Could you repeat all of the entries word for word, minus any pictures?

_Excerpts from an interface dataset_.
----------------
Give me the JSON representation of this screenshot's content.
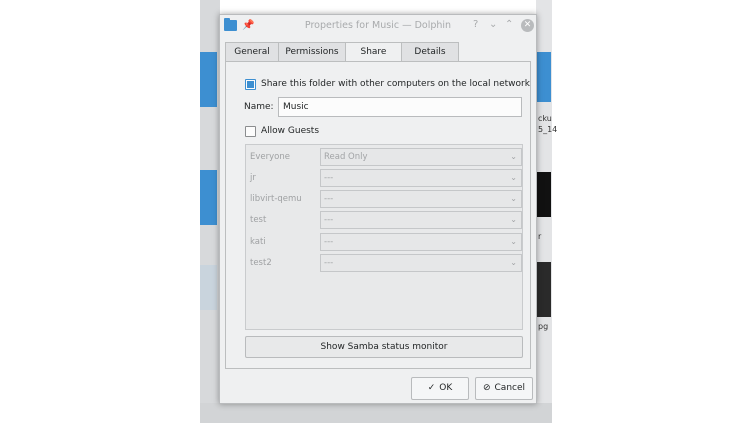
{
  "dialog": {
    "title": "Properties for Music — Dolphin",
    "help_glyph": "?",
    "minimize_glyph": "⌄",
    "maximize_glyph": "⌃",
    "close_glyph": "✕"
  },
  "tabs": [
    {
      "label": "General",
      "active": false
    },
    {
      "label": "Permissions",
      "active": false
    },
    {
      "label": "Share",
      "active": true
    },
    {
      "label": "Details",
      "active": false
    }
  ],
  "share": {
    "share_checkbox_label": "Share this folder with other computers on the local network",
    "share_checked": true,
    "name_label": "Name:",
    "name_value": "Music",
    "allow_guests_label": "Allow Guests",
    "allow_guests_checked": false,
    "permissions": [
      {
        "user": "Everyone",
        "value": "Read Only"
      },
      {
        "user": "jr",
        "value": "---"
      },
      {
        "user": "libvirt-qemu",
        "value": "---"
      },
      {
        "user": "test",
        "value": "---"
      },
      {
        "user": "kati",
        "value": "---"
      },
      {
        "user": "test2",
        "value": "---"
      }
    ],
    "samba_button": "Show Samba status monitor"
  },
  "footer": {
    "ok_label": "OK",
    "cancel_label": "Cancel"
  },
  "background": {
    "snippet1": "cku",
    "snippet2": "5_14",
    "snippet3": "r",
    "snippet4": "pg"
  },
  "colors": {
    "accent": "#3d8fd1",
    "dialog_bg": "#eff0f1"
  }
}
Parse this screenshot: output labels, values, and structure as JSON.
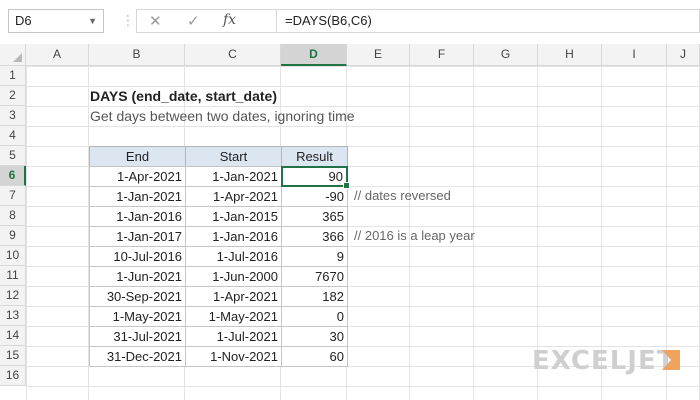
{
  "formula_bar": {
    "name_box": "D6",
    "cancel_glyph": "✕",
    "confirm_glyph": "✓",
    "fx_label": "fx",
    "formula": "=DAYS(B6,C6)"
  },
  "columns": [
    "A",
    "B",
    "C",
    "D",
    "E",
    "F",
    "G",
    "H",
    "I",
    "J"
  ],
  "rows": [
    "1",
    "2",
    "3",
    "4",
    "5",
    "6",
    "7",
    "8",
    "9",
    "10",
    "11",
    "12",
    "13",
    "14",
    "15",
    "16"
  ],
  "selected_cell": "D6",
  "sheet": {
    "title": "DAYS (end_date, start_date)",
    "subtitle": "Get days between two dates, ignoring time",
    "table_headers": [
      "End",
      "Start",
      "Result"
    ],
    "table_rows": [
      {
        "end": "1-Apr-2021",
        "start": "1-Jan-2021",
        "result": "90",
        "note": ""
      },
      {
        "end": "1-Jan-2021",
        "start": "1-Apr-2021",
        "result": "-90",
        "note": "// dates reversed"
      },
      {
        "end": "1-Jan-2016",
        "start": "1-Jan-2015",
        "result": "365",
        "note": ""
      },
      {
        "end": "1-Jan-2017",
        "start": "1-Jan-2016",
        "result": "366",
        "note": "// 2016 is a leap year"
      },
      {
        "end": "10-Jul-2016",
        "start": "1-Jul-2016",
        "result": "9",
        "note": ""
      },
      {
        "end": "1-Jun-2021",
        "start": "1-Jun-2000",
        "result": "7670",
        "note": ""
      },
      {
        "end": "30-Sep-2021",
        "start": "1-Apr-2021",
        "result": "182",
        "note": ""
      },
      {
        "end": "1-May-2021",
        "start": "1-May-2021",
        "result": "0",
        "note": ""
      },
      {
        "end": "31-Jul-2021",
        "start": "1-Jul-2021",
        "result": "30",
        "note": ""
      },
      {
        "end": "31-Dec-2021",
        "start": "1-Nov-2021",
        "result": "60",
        "note": ""
      }
    ]
  },
  "logo": {
    "text": "EXCELJET",
    "color": "#cfcfcf",
    "accent": "#f0a35e"
  },
  "colors": {
    "accent": "#217346",
    "header_fill": "#dce6f1"
  }
}
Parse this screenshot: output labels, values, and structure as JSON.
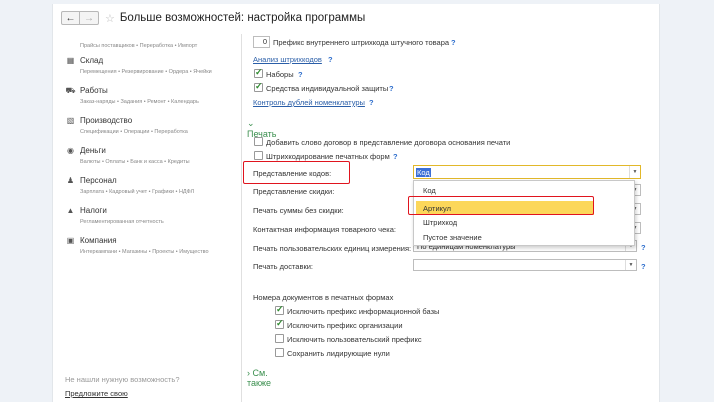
{
  "window": {
    "title": "Больше возможностей: настройка программы"
  },
  "sidebar": {
    "top_sub": "Прайсы поставщиков • Переработка • Импорт",
    "sections": [
      {
        "label": "Склад",
        "icon": "warehouse-icon",
        "sub": "Перемещения • Резервирование • Ордера • Ячейки"
      },
      {
        "label": "Работы",
        "icon": "truck-icon",
        "sub": "Заказ-наряды • Задания • Ремонт • Календарь"
      },
      {
        "label": "Производство",
        "icon": "factory-icon",
        "sub": "Спецификации • Операции • Переработка"
      },
      {
        "label": "Деньги",
        "icon": "money-icon",
        "sub": "Валюты • Оплаты • Банк и касса • Кредиты"
      },
      {
        "label": "Персонал",
        "icon": "person-icon",
        "sub": "Зарплата • Кадровый учет • Графики • НДФЛ"
      },
      {
        "label": "Налоги",
        "icon": "taxes-icon",
        "sub": "Регламентированная отчетность"
      },
      {
        "label": "Компания",
        "icon": "building-icon",
        "sub": "Интеркампани • Магазины • Проекты • Имущество"
      }
    ],
    "help_question": "Не нашли нужную возможность?",
    "help_link": "Предложите свою"
  },
  "settings": {
    "prefix_value": "0",
    "prefix_label": "Префикс внутреннего штрихкода штучного товара",
    "barcode_analysis": "Анализ штрихкодов",
    "kits_label": "Наборы",
    "ppe_label": "Средства индивидуальной защиты",
    "dup_control": "Контроль дублей номенклатуры",
    "print_section": "Печать",
    "add_contract_word": "Добавить слово договор в представление договора основания печати",
    "barcode_print": "Штрихкодирование печатных форм",
    "codes_repr_label": "Представление кодов:",
    "codes_repr_value": "Код",
    "discount_repr_label": "Представление скидки:",
    "print_sum_no_discount": "Печать суммы без скидки:",
    "receipt_contact": "Контактная информация товарного чека:",
    "print_user_units": "Печать пользовательских единиц измерения:",
    "user_units_value": "По единицам номенклатуры",
    "print_delivery": "Печать доставки:",
    "doc_numbers_title": "Номера документов в печатных формах",
    "exclude_ib_prefix": "Исключить префикс информационной базы",
    "exclude_org_prefix": "Исключить префикс организации",
    "exclude_user_prefix": "Исключить пользовательский префикс",
    "keep_leading_zeros": "Сохранить лидирующие нули",
    "see_also": "См. также"
  },
  "dropdown": {
    "options": [
      "Код",
      "Артикул",
      "Штрихкод",
      "Пустое значение"
    ],
    "selected_index": 1
  },
  "colors": {
    "accent_green": "#3a8f4e",
    "highlight": "#fcd75a",
    "annotation_red": "#e0141e",
    "link_blue": "#2a5ea8"
  }
}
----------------
_Task answer_.
Give me the JSON representation of this screenshot's content.
{
  "dialog": {
    "title": "Properties for Music — Dolphin",
    "help_glyph": "?",
    "minimize_glyph": "⌄",
    "maximize_glyph": "⌃",
    "close_glyph": "✕"
  },
  "tabs": [
    {
      "label": "General",
      "active": false
    },
    {
      "label": "Permissions",
      "active": false
    },
    {
      "label": "Share",
      "active": true
    },
    {
      "label": "Details",
      "active": false
    }
  ],
  "share": {
    "share_checkbox_label": "Share this folder with other computers on the local network",
    "share_checked": true,
    "name_label": "Name:",
    "name_value": "Music",
    "allow_guests_label": "Allow Guests",
    "allow_guests_checked": false,
    "permissions": [
      {
        "user": "Everyone",
        "value": "Read Only"
      },
      {
        "user": "jr",
        "value": "---"
      },
      {
        "user": "libvirt-qemu",
        "value": "---"
      },
      {
        "user": "test",
        "value": "---"
      },
      {
        "user": "kati",
        "value": "---"
      },
      {
        "user": "test2",
        "value": "---"
      }
    ],
    "samba_button": "Show Samba status monitor"
  },
  "footer": {
    "ok_label": "OK",
    "cancel_label": "Cancel"
  },
  "background": {
    "snippet1": "cku",
    "snippet2": "5_14",
    "snippet3": "r",
    "snippet4": "pg"
  },
  "colors": {
    "accent": "#3d8fd1",
    "dialog_bg": "#eff0f1"
  }
}
Parse this screenshot: output labels, values, and structure as JSON.
{
  "formula_bar": {
    "name_box": "D6",
    "cancel_glyph": "✕",
    "confirm_glyph": "✓",
    "fx_label": "fx",
    "formula": "=DAYS(B6,C6)"
  },
  "columns": [
    "A",
    "B",
    "C",
    "D",
    "E",
    "F",
    "G",
    "H",
    "I",
    "J"
  ],
  "rows": [
    "1",
    "2",
    "3",
    "4",
    "5",
    "6",
    "7",
    "8",
    "9",
    "10",
    "11",
    "12",
    "13",
    "14",
    "15",
    "16"
  ],
  "selected_cell": "D6",
  "sheet": {
    "title": "DAYS (end_date, start_date)",
    "subtitle": "Get days between two dates, ignoring time",
    "table_headers": [
      "End",
      "Start",
      "Result"
    ],
    "table_rows": [
      {
        "end": "1-Apr-2021",
        "start": "1-Jan-2021",
        "result": "90",
        "note": ""
      },
      {
        "end": "1-Jan-2021",
        "start": "1-Apr-2021",
        "result": "-90",
        "note": "// dates reversed"
      },
      {
        "end": "1-Jan-2016",
        "start": "1-Jan-2015",
        "result": "365",
        "note": ""
      },
      {
        "end": "1-Jan-2017",
        "start": "1-Jan-2016",
        "result": "366",
        "note": "// 2016 is a leap year"
      },
      {
        "end": "10-Jul-2016",
        "start": "1-Jul-2016",
        "result": "9",
        "note": ""
      },
      {
        "end": "1-Jun-2021",
        "start": "1-Jun-2000",
        "result": "7670",
        "note": ""
      },
      {
        "end": "30-Sep-2021",
        "start": "1-Apr-2021",
        "result": "182",
        "note": ""
      },
      {
        "end": "1-May-2021",
        "start": "1-May-2021",
        "result": "0",
        "note": ""
      },
      {
        "end": "31-Jul-2021",
        "start": "1-Jul-2021",
        "result": "30",
        "note": ""
      },
      {
        "end": "31-Dec-2021",
        "start": "1-Nov-2021",
        "result": "60",
        "note": ""
      }
    ]
  },
  "logo": {
    "text": "EXCELJET",
    "color": "#cfcfcf",
    "accent": "#f0a35e"
  },
  "colors": {
    "accent": "#217346",
    "header_fill": "#dce6f1"
  }
}
Parse this screenshot: output labels, values, and structure as JSON.
{
  "window": {
    "title": "Больше возможностей: настройка программы"
  },
  "sidebar": {
    "top_sub": "Прайсы поставщиков • Переработка • Импорт",
    "sections": [
      {
        "label": "Склад",
        "icon": "warehouse-icon",
        "sub": "Перемещения • Резервирование • Ордера • Ячейки"
      },
      {
        "label": "Работы",
        "icon": "truck-icon",
        "sub": "Заказ-наряды • Задания • Ремонт • Календарь"
      },
      {
        "label": "Производство",
        "icon": "factory-icon",
        "sub": "Спецификации • Операции • Переработка"
      },
      {
        "label": "Деньги",
        "icon": "money-icon",
        "sub": "Валюты • Оплаты • Банк и касса • Кредиты"
      },
      {
        "label": "Персонал",
        "icon": "person-icon",
        "sub": "Зарплата • Кадровый учет • Графики • НДФЛ"
      },
      {
        "label": "Налоги",
        "icon": "taxes-icon",
        "sub": "Регламентированная отчетность"
      },
      {
        "label": "Компания",
        "icon": "building-icon",
        "sub": "Интеркампани • Магазины • Проекты • Имущество"
      }
    ],
    "help_question": "Не нашли нужную возможность?",
    "help_link": "Предложите свою"
  },
  "settings": {
    "prefix_value": "0",
    "prefix_label": "Префикс внутреннего штрихкода штучного товара",
    "barcode_analysis": "Анализ штрихкодов",
    "kits_label": "Наборы",
    "ppe_label": "Средства индивидуальной защиты",
    "dup_control": "Контроль дублей номенклатуры",
    "print_section": "Печать",
    "add_contract_word": "Добавить слово договор в представление договора основания печати",
    "barcode_print": "Штрихкодирование печатных форм",
    "codes_repr_label": "Представление кодов:",
    "codes_repr_value": "Код",
    "discount_repr_label": "Представление скидки:",
    "print_sum_no_discount": "Печать суммы без скидки:",
    "receipt_contact": "Контактная информация товарного чека:",
    "print_user_units": "Печать пользовательских единиц измерения:",
    "user_units_value": "По единицам номенклатуры",
    "print_delivery": "Печать доставки:",
    "doc_numbers_title": "Номера документов в печатных формах",
    "exclude_ib_prefix": "Исключить префикс информационной базы",
    "exclude_org_prefix": "Исключить префикс организации",
    "exclude_user_prefix": "Исключить пользовательский префикс",
    "keep_leading_zeros": "Сохранить лидирующие нули",
    "see_also": "См. также"
  },
  "dropdown": {
    "options": [
      "Код",
      "Артикул",
      "Штрихкод",
      "Пустое значение"
    ],
    "selected_index": 1
  },
  "colors": {
    "accent_green": "#3a8f4e",
    "highlight": "#fcd75a",
    "annotation_red": "#e0141e",
    "link_blue": "#2a5ea8"
  }
}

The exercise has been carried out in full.